| PROBLEM TO SOLVE |
Retype each record exactly; no pictures.

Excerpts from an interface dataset
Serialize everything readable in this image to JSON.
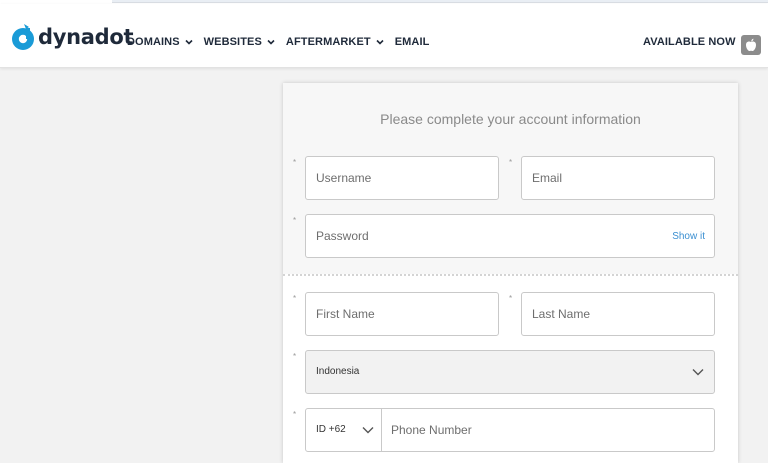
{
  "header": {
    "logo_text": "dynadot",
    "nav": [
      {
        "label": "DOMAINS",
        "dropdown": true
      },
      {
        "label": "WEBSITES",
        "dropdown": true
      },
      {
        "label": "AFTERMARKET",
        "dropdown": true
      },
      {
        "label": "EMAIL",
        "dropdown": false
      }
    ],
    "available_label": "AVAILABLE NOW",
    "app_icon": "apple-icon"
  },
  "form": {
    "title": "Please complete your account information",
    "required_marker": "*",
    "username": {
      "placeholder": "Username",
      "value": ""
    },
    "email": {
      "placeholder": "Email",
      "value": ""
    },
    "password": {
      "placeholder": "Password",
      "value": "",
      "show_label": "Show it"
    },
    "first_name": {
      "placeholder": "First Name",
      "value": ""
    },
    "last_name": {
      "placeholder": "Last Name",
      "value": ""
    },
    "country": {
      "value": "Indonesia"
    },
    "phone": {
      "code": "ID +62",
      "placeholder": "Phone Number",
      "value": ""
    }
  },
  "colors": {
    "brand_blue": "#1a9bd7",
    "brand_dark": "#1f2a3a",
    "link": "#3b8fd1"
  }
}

| TASK ANSWER |
Serialize everything readable in this image to JSON.
{
  "header": {
    "logo_text": "dynadot",
    "nav": [
      {
        "label": "DOMAINS",
        "dropdown": true
      },
      {
        "label": "WEBSITES",
        "dropdown": true
      },
      {
        "label": "AFTERMARKET",
        "dropdown": true
      },
      {
        "label": "EMAIL",
        "dropdown": false
      }
    ],
    "available_label": "AVAILABLE NOW",
    "app_icon": "apple-icon"
  },
  "form": {
    "title": "Please complete your account information",
    "required_marker": "*",
    "username": {
      "placeholder": "Username",
      "value": ""
    },
    "email": {
      "placeholder": "Email",
      "value": ""
    },
    "password": {
      "placeholder": "Password",
      "value": "",
      "show_label": "Show it"
    },
    "first_name": {
      "placeholder": "First Name",
      "value": ""
    },
    "last_name": {
      "placeholder": "Last Name",
      "value": ""
    },
    "country": {
      "value": "Indonesia"
    },
    "phone": {
      "code": "ID +62",
      "placeholder": "Phone Number",
      "value": ""
    }
  },
  "colors": {
    "brand_blue": "#1a9bd7",
    "brand_dark": "#1f2a3a",
    "link": "#3b8fd1"
  }
}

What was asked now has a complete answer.